Few suppliers have been able to constantly grow their business like Brembo. In the first half of 2018, the Italian brake specialist posted revenue of 1.34 billion euros ($1.5 billion), up 6.1 percent from the same period in 2017, and increased net profit 2.5 percent to 140 million euros ($160 million). The car business accounts for a bit less than three-quarters of that revenue; the remaining 30 percent is split more or less evenly among motorcycles, racing and aftermarket/commercial vehicles. Although one of the leaders in its field, Brembo is still relatively small compared with giants such as Robert Bosch or Continental. Brembo Executive Deputy Chairman Matteo Tiraboschi explained why this can be an advantage. He also knows, however, that Brembo needs to grow, he told Automotive News Europe Associate Publisher and Editor Luca Ciferri and Correspondent Andrea Malan.
Which companies are Brembo’s biggest competitors?
We are one of the few complete braking system suppliers in the world. As far as discs are concerned, we have mainly local competitors. Nobody operates worldwide as we do. In calipers, we face all global players. They are a very important resource for us because they do not let us rest on our laurels while they are at our customers’ doors. Some of these competitors, such as Continental and TRW, do not only offer brakes. Sometimes they target our customers as a marketing prize, and they are ready to offer brakes at very low prices to gain access to other kinds of business. We then have to show the customer we really offer something different.

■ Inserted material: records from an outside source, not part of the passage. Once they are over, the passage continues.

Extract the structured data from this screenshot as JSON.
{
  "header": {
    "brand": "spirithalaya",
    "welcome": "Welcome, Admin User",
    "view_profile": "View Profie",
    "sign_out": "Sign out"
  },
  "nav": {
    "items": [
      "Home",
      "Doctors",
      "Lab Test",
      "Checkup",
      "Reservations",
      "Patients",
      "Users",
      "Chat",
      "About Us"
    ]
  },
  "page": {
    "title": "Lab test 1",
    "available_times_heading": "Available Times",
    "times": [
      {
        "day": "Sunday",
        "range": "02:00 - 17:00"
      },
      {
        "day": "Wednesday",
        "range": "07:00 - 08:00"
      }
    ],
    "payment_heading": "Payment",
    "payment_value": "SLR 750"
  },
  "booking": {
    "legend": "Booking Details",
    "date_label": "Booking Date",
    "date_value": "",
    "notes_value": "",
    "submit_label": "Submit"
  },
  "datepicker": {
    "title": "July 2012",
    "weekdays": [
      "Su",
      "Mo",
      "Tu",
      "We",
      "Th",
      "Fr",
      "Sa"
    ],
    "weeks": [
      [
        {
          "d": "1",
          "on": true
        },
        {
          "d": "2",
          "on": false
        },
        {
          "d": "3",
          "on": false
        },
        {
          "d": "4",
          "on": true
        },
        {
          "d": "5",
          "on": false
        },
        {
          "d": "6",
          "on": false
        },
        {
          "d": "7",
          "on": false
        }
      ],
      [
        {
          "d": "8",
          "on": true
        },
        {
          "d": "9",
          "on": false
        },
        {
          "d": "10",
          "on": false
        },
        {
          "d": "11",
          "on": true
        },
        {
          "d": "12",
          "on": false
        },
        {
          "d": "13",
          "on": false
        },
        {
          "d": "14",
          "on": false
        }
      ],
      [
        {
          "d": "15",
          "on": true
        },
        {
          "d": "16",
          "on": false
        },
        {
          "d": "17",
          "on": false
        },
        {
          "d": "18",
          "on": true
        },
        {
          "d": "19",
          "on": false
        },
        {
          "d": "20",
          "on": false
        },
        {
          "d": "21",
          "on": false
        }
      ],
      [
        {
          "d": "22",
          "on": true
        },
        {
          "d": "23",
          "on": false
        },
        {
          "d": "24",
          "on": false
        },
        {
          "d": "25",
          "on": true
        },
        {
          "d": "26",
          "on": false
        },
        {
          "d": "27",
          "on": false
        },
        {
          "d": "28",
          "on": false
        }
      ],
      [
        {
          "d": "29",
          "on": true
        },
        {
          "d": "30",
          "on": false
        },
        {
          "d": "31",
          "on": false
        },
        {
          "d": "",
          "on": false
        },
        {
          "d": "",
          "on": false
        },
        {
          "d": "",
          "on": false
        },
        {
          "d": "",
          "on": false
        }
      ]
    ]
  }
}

Brembo is a hyperspecialized company often fighting, as you said, against multidivisional giants. Do you feel at a disadvantage?

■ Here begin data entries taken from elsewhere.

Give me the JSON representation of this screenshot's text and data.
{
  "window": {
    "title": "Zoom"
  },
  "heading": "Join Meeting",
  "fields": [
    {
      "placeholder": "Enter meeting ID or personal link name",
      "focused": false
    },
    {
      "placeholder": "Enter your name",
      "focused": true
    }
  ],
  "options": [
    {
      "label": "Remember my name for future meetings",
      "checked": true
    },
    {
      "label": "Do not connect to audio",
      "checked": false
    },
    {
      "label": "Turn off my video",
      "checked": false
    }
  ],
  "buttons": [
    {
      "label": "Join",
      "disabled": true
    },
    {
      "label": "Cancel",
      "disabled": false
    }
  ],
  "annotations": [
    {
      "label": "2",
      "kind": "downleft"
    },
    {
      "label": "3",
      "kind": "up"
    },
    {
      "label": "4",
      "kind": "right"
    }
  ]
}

Of course, their diversified offer is an advantage. But as the smaller company, we are quicker and more focused.
Does Brembo need to grow?

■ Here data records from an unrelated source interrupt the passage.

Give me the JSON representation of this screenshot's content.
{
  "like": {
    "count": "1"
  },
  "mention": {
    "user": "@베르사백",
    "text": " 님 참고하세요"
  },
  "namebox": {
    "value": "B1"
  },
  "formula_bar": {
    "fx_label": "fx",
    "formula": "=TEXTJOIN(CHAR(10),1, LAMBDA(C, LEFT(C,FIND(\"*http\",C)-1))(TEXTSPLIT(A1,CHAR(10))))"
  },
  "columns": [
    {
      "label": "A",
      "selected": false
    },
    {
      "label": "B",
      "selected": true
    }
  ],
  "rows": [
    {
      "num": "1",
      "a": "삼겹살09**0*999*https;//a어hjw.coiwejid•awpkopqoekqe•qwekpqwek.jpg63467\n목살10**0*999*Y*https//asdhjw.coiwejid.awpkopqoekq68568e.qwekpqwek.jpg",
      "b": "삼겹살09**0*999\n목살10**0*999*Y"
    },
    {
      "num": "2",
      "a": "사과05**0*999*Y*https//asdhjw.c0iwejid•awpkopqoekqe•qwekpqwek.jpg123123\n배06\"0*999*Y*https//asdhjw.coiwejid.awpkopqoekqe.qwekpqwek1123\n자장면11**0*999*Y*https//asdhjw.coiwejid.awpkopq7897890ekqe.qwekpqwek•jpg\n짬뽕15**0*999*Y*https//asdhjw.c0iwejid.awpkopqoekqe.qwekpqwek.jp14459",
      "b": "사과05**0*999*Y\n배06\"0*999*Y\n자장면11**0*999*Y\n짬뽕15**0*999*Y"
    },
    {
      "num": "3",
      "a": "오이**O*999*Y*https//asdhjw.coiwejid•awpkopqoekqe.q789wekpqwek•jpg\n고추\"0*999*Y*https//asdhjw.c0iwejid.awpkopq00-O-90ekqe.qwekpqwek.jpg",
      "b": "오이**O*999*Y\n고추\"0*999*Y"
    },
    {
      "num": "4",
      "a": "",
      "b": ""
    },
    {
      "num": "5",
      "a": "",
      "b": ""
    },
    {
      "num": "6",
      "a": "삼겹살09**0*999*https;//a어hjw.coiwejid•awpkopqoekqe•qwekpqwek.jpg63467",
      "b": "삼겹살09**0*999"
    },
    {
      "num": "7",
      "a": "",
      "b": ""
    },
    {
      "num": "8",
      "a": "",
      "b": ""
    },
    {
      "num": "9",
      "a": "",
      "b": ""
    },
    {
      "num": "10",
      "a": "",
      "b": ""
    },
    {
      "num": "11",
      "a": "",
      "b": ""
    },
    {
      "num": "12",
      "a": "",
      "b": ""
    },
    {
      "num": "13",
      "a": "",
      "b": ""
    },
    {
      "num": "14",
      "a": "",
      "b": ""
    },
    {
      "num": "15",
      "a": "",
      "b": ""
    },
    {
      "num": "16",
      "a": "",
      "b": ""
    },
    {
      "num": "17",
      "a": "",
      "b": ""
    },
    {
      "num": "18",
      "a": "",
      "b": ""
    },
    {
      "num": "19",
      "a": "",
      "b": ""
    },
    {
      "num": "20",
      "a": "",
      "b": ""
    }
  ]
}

We have to grow. Globally, we are small. We would have to double our sales to 5 billion euros per year.
Family-owned companies such as Brembo are known to think longer term. How far into the future does Brembo look?
We have a structured three-year plan that projects results up to five years. Beyond five years, we have guidelines. But it’s difficult to get into too much detail, not least because our customers have a hard time forecasting their business over that time frame.
Europe still accounts for more than half of your revenue. Is it too much?
That is because most premium carmakers we supply are in Europe. There is no need to rebalance. If we look at the end markets for the cars we supply, sales are quite evenly split between America, Europe and Asia.
How much does your biggest customer account for?
We have a policy not to let any customer generate more than 10 percent of our revenue. We have a number of customers around that percentage, but nobody at 40 percent. That is key to keeping our independence and to avoid being tied to big car platforms. If you lose one of those big platforms, you risk a big drop in revenue. We are ready to leave something on the table to have fewer long-term worries and to be able to be more aggressive toward customers, if necessary.
Would it make sense for Brembo to diversify its product portfolio?
We bought [seat belt maker) Sabelt 10 years ago, but the [global financial] crisis canceled most of the growth possibilities, so we decided to focus on our core business. [Brembo sold Sabelt in 2015.] We also evaluated the aerospace world, but, given the kind of technological breakthroughs that are possible now, we must stay focused to avoid the risk of missing opportunities in our core business.
One of the biggest disruptors to the industry will be the electrification of the car. How will Brembo handle this difficult transition?
The brake is a key element of the passengers’ comfort. If the car is electrified, it will need an electric brake instead of the current hydraulic one. We will have to understand which cars will be electrified and up to which point the cars will be electrified. Generally speaking, cars will be heavier and need better-performing brakes. Imagine stopping in an emergency in a 3-ton SUV.